Mr. Santorum may have bought himself some goodwill with Republicans by clearing way for Mr. Romney, as polls increasingly revealed that most Republicans considered Mr. Romney’s nomination inevitable and many of them wanted to get the race over with. But is there any way for Mr. Santorum to cash in those chips?

Actually, that might be a challenge; it’s not clear where Mr. Santorum goes next.

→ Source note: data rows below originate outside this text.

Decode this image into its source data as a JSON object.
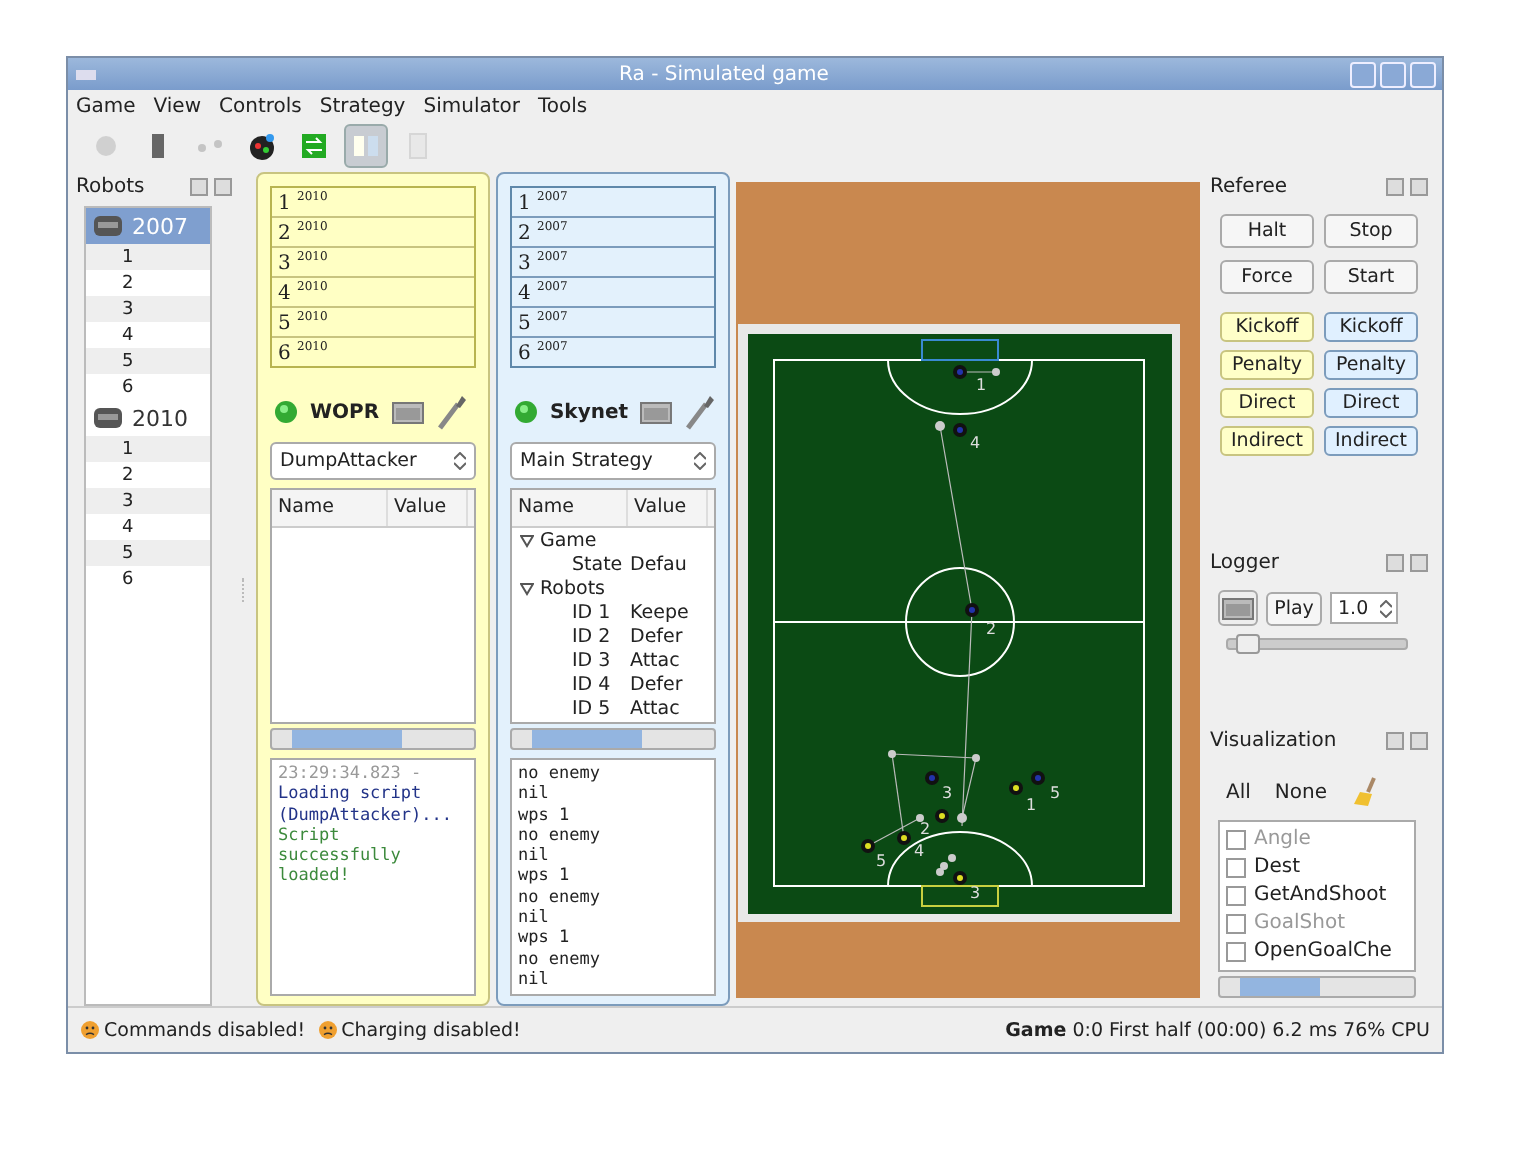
{
  "window": {
    "title": "Ra - Simulated game"
  },
  "menu": [
    {
      "label": "Game"
    },
    {
      "label": "View"
    },
    {
      "label": "Controls"
    },
    {
      "label": "Strategy"
    },
    {
      "label": "Simulator"
    },
    {
      "label": "Tools"
    }
  ],
  "toolbar": [
    {
      "kind": "camera",
      "disabled": true,
      "selected": false
    },
    {
      "kind": "battery",
      "disabled": false,
      "selected": false
    },
    {
      "kind": "network",
      "disabled": true,
      "selected": false
    },
    {
      "kind": "ball",
      "disabled": false,
      "selected": false
    },
    {
      "kind": "swap",
      "disabled": false,
      "selected": false
    },
    {
      "kind": "split",
      "disabled": false,
      "selected": true
    },
    {
      "kind": "page",
      "disabled": true,
      "selected": false
    }
  ],
  "robots_panel": {
    "title": "Robots",
    "groups": [
      {
        "label": "2007",
        "selected": true,
        "robots": [
          "1",
          "2",
          "3",
          "4",
          "5",
          "6"
        ]
      },
      {
        "label": "2010",
        "selected": false,
        "robots": [
          "1",
          "2",
          "3",
          "4",
          "5",
          "6"
        ]
      }
    ]
  },
  "teams": [
    {
      "kind": "yellow",
      "robots": [
        "1 $^{2010}$",
        "2 $^{2010}$",
        "3 $^{2010}$",
        "4 $^{2010}$",
        "5 $^{2010}$",
        "6 $^{2010}$"
      ],
      "name": "WOPR",
      "strategy": "DumpAttacker",
      "columns": [
        "Name",
        "Value"
      ],
      "log": [
        {
          "kind": "time",
          "text": "23:29:34.823 -"
        },
        {
          "kind": "info",
          "text": "Loading script (DumpAttacker)..."
        },
        {
          "kind": "success",
          "text": "Script successfully loaded!"
        }
      ]
    },
    {
      "kind": "blue",
      "robots": [
        "1 $^{2007}$",
        "2 $^{2007}$",
        "3 $^{2007}$",
        "4 $^{2007}$",
        "5 $^{2007}$",
        "6 $^{2007}$"
      ],
      "name": "Skynet",
      "strategy": "Main Strategy",
      "columns": [
        "Name",
        "Value"
      ],
      "tree": [
        {
          "name": "Game",
          "expanded": true,
          "children": [
            {
              "name": "State",
              "value": "Defau"
            }
          ]
        },
        {
          "name": "Robots",
          "expanded": true,
          "children": [
            {
              "name": "ID 1",
              "value": "Keepe"
            },
            {
              "name": "ID 2",
              "value": "Defer"
            },
            {
              "name": "ID 3",
              "value": "Attac"
            },
            {
              "name": "ID 4",
              "value": "Defer"
            },
            {
              "name": "ID 5",
              "value": "Attac"
            }
          ]
        }
      ],
      "log": [
        {
          "kind": "plain",
          "text": "no enemy"
        },
        {
          "kind": "plain",
          "text": "nil"
        },
        {
          "kind": "plain",
          "text": "wps 1"
        },
        {
          "kind": "plain",
          "text": "no enemy"
        },
        {
          "kind": "plain",
          "text": "nil"
        },
        {
          "kind": "plain",
          "text": "wps 1"
        },
        {
          "kind": "plain",
          "text": "no enemy"
        },
        {
          "kind": "plain",
          "text": "nil"
        },
        {
          "kind": "plain",
          "text": "wps 1"
        },
        {
          "kind": "plain",
          "text": "no enemy"
        },
        {
          "kind": "plain",
          "text": "nil"
        }
      ]
    }
  ],
  "field": {
    "robots": [
      {
        "color": "#2233aa",
        "number": "1"
      },
      {
        "color": "#2233aa",
        "number": "4"
      },
      {
        "color": "#2233aa",
        "number": "2"
      },
      {
        "color": "#2233aa",
        "number": "3"
      },
      {
        "color": "#2233aa",
        "number": "5"
      },
      {
        "color": "#dddd22",
        "number": "1"
      },
      {
        "color": "#dddd22",
        "number": "2"
      },
      {
        "color": "#dddd22",
        "number": "4"
      },
      {
        "color": "#dddd22",
        "number": "5"
      },
      {
        "color": "#dddd22",
        "number": "3"
      }
    ]
  },
  "referee": {
    "title": "Referee",
    "buttons": [
      "Halt",
      "Stop",
      "Force",
      "Start"
    ],
    "team_buttons": [
      {
        "label": "Kickoff",
        "color": "#ffffc8"
      },
      {
        "label": "Kickoff",
        "color": "#e0f0ff"
      },
      {
        "label": "Penalty",
        "color": "#ffffc8"
      },
      {
        "label": "Penalty",
        "color": "#e0f0ff"
      },
      {
        "label": "Direct",
        "color": "#ffffc8"
      },
      {
        "label": "Direct",
        "color": "#e0f0ff"
      },
      {
        "label": "Indirect",
        "color": "#ffffc8"
      },
      {
        "label": "Indirect",
        "color": "#e0f0ff"
      }
    ]
  },
  "logger": {
    "title": "Logger",
    "play": "Play",
    "speed": "1.0",
    "level": 0.05
  },
  "visualization": {
    "title": "Visualization",
    "all": "All",
    "none": "None",
    "items": [
      {
        "label": "Angle",
        "checked": false,
        "disabled": true
      },
      {
        "label": "Dest",
        "checked": false,
        "disabled": false
      },
      {
        "label": "GetAndShoot",
        "checked": false,
        "disabled": false
      },
      {
        "label": "GoalShot",
        "checked": false,
        "disabled": true
      },
      {
        "label": "OpenGoalChe",
        "checked": false,
        "disabled": false
      }
    ]
  },
  "status_bar": {
    "messages": [
      "Commands disabled!",
      "Charging disabled!"
    ],
    "game": "**Game** 0:0 First half (00:00) 6.2 ms 76% CPU"
  }
}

Mr. Santorum might have some appeal to Mr. Romney as a vice presidential candidate, since he’s reasonably well vetted and comes from a swing state, Pennsylvania. But Mr. Santorum now has poor favorability ratings with the general public, with an average of 33 percent of voters viewing him favorably and 45 percent unfavorably in surveys conducted since March. As Mr. Romney also has such problems with his favorability ratings, he might be more inclined to pick a fresher face.

If Mr. Romney loses to Mr. Obama, then Mr. Santorum will be mentioned as a front-runner for the 2016 nomination. Mr. Santorum was always playing catch-up in this year’s campaign, having raised little money early on. With more cash, a deeper and more experienced staff, and more support from Republican Party officials, he could have more staying power. He’ll also have more experience under his belt.

It is questionable, however, whether Mr. Santorum can expect the competition in 2016 or 2020 to be as soft as it was this year, with big names like Senator Marco Rubio of Florida, Representative Paul D. Ryan of Wisconsin, former Gov. Jeb Bush of Florida, Gov. Bobby Jindal of Louisiana, Gov. Chris Christie of New Jersey and perhaps others looming on the horizon, and as the Republicans who were elected to office in the 2010 wave begin to mature as politicians. Whomever Mr. Romney selects as his vice presidential candidate will also have a good shot at future Republican nominations. Finishing second in a strong field of candidates, as John McCain did in the Republican race of 2000, may be an indication of future success, but it is less of a credential when the competition is middling and some of Mr. Santorum’s support came by virtue of being an “anti-Romney” candidate.

Mr. Santorum could also look to statewide office in Pennsylvania, but that might require a reasonably long wait. The incumbent governor there, Tom Corbett, is a Republican and is eligible for another term in 2014, so Mr. Santorum would either need to mount a primary challenge or hope that Mr. Corbett retires.

Of Pennsylvania’s two incumbent senators, one is a Democrat, Bob Casey, who resoundingly defeated Mr. Santorum in 2006 and who remains fairly popular. Because Mr. Casey is on the ballot again this year and it is too late for Mr. Santorum to challenge him, he would need to wait until 2018 for a rematch. Pennsylvania’s other incumbent senator, Pat Toomey, will be up for election in 2016. But Mr. Toomey is a Republican who is relatively young and who is too conservative to be vulnerable to a primary challenge.

Mr. Santorum is himself fairly young at 53, so he will have plenty of time to build up his brand name and evaluate his options. Still, it could easily be that the 2012 nomination campaign will prove to be the high-water mark of his political career.

Nate Silver founded and was the editor in chief of FiveThirtyEight.